(Component data from apps and pages)
------
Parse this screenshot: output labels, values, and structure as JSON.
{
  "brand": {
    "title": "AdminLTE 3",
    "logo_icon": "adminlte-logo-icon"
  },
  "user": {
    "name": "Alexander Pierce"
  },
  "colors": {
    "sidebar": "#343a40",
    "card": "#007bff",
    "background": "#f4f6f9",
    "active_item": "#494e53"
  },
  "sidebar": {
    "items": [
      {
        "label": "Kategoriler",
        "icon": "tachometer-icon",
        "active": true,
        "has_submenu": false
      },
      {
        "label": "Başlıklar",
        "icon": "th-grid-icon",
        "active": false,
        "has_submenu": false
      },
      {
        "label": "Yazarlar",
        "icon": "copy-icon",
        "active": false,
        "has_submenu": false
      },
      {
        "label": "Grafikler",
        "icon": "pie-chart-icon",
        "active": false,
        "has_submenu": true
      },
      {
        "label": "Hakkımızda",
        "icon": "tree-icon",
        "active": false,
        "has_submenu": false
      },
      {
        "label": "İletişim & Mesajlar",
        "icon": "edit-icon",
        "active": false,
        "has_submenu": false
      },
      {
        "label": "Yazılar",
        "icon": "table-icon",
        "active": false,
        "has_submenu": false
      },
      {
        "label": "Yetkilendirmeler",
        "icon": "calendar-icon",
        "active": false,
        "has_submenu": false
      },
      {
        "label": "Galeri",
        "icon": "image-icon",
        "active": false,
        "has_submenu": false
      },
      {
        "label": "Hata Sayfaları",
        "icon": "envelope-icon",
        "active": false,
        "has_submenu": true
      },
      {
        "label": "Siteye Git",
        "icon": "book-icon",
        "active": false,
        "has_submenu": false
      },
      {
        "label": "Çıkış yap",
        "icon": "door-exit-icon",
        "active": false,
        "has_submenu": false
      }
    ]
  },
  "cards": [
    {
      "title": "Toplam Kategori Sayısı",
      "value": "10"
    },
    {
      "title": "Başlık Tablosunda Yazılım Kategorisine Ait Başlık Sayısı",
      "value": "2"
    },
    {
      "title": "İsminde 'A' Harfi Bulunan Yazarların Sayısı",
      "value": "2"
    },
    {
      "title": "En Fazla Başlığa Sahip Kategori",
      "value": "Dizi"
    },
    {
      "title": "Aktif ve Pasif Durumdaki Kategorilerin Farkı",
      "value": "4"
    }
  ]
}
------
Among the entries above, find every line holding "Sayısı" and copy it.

      "title": "Toplam Kategori Sayısı",
      "title": "Başlık Tablosunda Yazılım Kategorisine Ait Başlık Sayısı",
      "title": "İsminde 'A' Harfi Bulunan Yazarların Sayısı",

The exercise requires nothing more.